In San Francisco, California, someone is playing jury and executioner, murdering criminals who have evaded the law. It’s up to “Dirty Harry” Callahan (Clint Eastwood, Unforgiven) to find the killer/killers and bring him/them to justice.
Reaction & Thoughts:
“A man’s got to know his limitations.”
The second “Dirty Harry” Callahan movie isn’t your typical run-of-the-mill sequel. Magnum Force is similar to Dirty Harry but not quite the same. In fact, Magnum Force is one of the most intriguing (and oddest) movie sequels ever made.
Ever since it was released, back in 1971, Dirty Harry has been surrounded by controversy. Clint Eastwood’s cop Callahan was perceived by many viewers as a vigilante with a badge who had no qualms about ignoring people’s rights.

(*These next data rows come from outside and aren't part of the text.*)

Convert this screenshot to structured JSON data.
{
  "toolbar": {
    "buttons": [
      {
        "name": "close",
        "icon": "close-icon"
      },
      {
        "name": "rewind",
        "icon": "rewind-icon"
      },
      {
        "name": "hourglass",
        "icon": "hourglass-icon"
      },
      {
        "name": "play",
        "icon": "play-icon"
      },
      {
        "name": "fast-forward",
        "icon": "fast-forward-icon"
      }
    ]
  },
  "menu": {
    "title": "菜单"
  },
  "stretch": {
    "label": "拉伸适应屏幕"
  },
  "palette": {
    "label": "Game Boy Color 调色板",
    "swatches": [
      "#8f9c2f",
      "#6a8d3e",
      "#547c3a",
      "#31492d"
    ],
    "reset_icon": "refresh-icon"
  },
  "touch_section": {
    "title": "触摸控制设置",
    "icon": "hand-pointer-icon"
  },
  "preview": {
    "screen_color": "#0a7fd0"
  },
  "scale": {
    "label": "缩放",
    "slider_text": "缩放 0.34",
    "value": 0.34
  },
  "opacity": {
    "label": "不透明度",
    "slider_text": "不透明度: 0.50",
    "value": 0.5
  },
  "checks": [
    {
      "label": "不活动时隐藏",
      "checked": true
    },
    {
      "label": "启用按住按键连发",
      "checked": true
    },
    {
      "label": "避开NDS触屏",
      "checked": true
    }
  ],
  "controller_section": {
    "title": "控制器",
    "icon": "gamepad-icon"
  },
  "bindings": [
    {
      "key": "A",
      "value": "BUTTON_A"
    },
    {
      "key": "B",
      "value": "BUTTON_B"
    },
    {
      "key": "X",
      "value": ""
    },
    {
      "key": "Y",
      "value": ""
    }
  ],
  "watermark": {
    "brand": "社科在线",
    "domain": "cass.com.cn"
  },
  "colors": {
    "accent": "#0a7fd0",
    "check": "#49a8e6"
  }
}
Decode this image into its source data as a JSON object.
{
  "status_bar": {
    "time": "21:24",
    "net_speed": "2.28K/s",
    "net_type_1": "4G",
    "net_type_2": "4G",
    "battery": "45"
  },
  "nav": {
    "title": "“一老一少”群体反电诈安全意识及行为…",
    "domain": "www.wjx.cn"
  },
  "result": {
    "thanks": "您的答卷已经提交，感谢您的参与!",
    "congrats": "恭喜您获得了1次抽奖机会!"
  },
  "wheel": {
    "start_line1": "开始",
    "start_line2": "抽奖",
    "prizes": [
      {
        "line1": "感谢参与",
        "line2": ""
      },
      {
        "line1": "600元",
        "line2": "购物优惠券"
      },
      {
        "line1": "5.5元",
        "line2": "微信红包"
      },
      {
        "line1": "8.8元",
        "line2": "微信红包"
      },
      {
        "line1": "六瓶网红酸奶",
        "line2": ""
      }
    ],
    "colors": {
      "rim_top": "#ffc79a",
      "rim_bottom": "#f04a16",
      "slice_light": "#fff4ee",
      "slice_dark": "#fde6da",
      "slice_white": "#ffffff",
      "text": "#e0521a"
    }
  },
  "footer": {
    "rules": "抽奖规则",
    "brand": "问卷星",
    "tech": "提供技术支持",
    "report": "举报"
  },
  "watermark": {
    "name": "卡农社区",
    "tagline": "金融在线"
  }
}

Eastwood listened to the complaints and went out of his way to clarify his position on the character.
Eastwood explained: “The secret of the man I play is that he is a superhero, a dream character for most men. A guy sits in the audience. He’s scared stiff about his life. He wants to be that self sufficient legend he sees up on the screen in my pictures. A super human character who has all the answers, is doubly cool, exists without society, without anyone’s help. Of course, it will never happen that way.”
Having said his piece on Dirty Harry, Eastwood moved on. But after Warner Bros. convinced him to make a sequel to the 1971 blockbuster, Eastwood decided that the next film in the series would be used to vindicate Callahan. Magnum Force is fascinatingly self-conscious and super-meta — this is a movie whose main purpose is to put us at ease and make us feel comfortable with the controversial cop.
“I’m afraid you’ve misjudged me,” Callahan says. The scene almost breaks the fourth wall. Eastwood is clearly talking to the audience, something he continues to do throughout the entire film. In addition, Eastwood tries to humanize Callahan. We see him in his apartment relaxing after a tough day at work. We also see Callahan interact with lifelong friends. We even see him having a brief sexual encounter. All these scenes are designed to make Callahan more human, more likable.
Dirty Harry was also accused of racism, and Eastwood had a solution to that too — Callahan now has an African-American partner. Most interesting is how Eastwood addresses Callahan’s anti-establishment streak. In one pivotal moment, Callahan says, “I hate the goddamn system. But until someone has some changes that make sense, I’ll stick with it.” A curious statement from a man who refuses to follow orders.
The cynic in me thinks that this rebooting is nothing but a disingenuous attempt at damage control. I personally think that Eastwood is trying to have it both ways and this is exactly why I think Magnum Force is a bit of a head-scratcher. But Eastwood’s back-pedaling is genuinely interesting to watch (Eastwood being politically correct? Get out of here!), and by the end of Magnum Force, it all comes together — while it does lack the kinetic energy of its predecessor, the film is solid entertainment.
Anyhow, did I mention that the film has a great cast? Hal Holbrook (All the President’s Men) is terrific as Callahan’s boss. David Soul (TV’s Staysky and Hutch), Robert Urich (TV’s Spenser: For Hire), Tim Matheson (Up the Creek) and Kip Niven (Earthquake) appear as traffic cops. Margaret Avery (The Color Purple) plays a prostitute and Suzanne Somers (TV’s Three’s Company) has a bit part as a pool girl.
Conclusions & Final Thoughts:
Clint Eastwood has said numerous times that Magnum Force is his favorite Dirty Harry movie. Since the film was an obviously personal project for the filmmaker, the movie is ripe for a deeper analysis on various levels. As we continue to reexamine policing in America, Magnum Force and the rest of the movies in the franchise have acquired greater relevance. I’m afraid we will continue to debate the pros/cons of “Dirty Harry” and this isn’t necessarily a bad thing. Color, 124 minutes, Rated R.
Followed by The Enforcer (1976)